Al-Adaili was found hanging from a rope in his home in Bir Raqba, a district of the northeastern province of Nabeul, on January 16.
The incident sent shockwaves across the Tunisian political stage, especially after those close to al-Adaili confirmed that he was about to reveal some details about the militia of Ennahda Movement, the branch of the Muslim Brotherhood in Tunisia.
Tunisian political analyst, Nizar al-Jledi, said he had received threats from unknown people who said he would meet al-Adaili’s fate if he did not stop talking about his case.
Such a threat further complicates conditions in Tunisia.

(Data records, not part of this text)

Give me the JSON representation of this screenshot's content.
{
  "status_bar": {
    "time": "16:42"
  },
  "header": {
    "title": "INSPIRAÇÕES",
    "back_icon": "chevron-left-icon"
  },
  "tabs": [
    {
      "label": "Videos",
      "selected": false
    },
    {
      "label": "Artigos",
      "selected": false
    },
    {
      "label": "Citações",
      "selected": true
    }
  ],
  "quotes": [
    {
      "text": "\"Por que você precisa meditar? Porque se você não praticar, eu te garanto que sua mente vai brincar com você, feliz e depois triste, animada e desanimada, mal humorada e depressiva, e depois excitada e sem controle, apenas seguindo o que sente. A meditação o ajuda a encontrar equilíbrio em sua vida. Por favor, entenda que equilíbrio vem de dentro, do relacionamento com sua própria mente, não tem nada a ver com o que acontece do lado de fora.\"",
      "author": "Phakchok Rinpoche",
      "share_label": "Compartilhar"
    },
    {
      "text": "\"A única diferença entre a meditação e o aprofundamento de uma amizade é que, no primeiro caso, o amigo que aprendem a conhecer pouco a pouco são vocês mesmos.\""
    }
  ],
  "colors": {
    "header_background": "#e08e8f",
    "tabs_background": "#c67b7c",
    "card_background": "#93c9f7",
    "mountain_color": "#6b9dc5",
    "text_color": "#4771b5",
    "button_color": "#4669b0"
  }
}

Murder, not suicide
Al-Jledi, who lives in France, is a close associate of al-Adaili. He said al-Adaili was not the type of person who would commit suicide.
Al-Jledi noted that he has information proving that al-Adaili’s death was caused by murder, not by suicide.
Al-Adaili was scheduled to testify in court about Ennahda officials granting taxi driving licenses to Tunisian extremists who had returned from the battlefields in Syria and Iraq.
This violated Tunisian law and opened the door for committing multiple terrorist attacks in the country.
Al-Jledi said al-Adaili intended to submit documents to the court proving his claims about the taxi driving licenses.
However, the threats al-Jledi had received give insights into the way Ennahda treats its opponents.
The movement has long been accused of assassinating those who disagreed with it.
Those advocating this view mention the cases of leftist politicians Chokri Belaid and Mohamed Brahmi who were believed to have been assassinated by the movement a few years ago.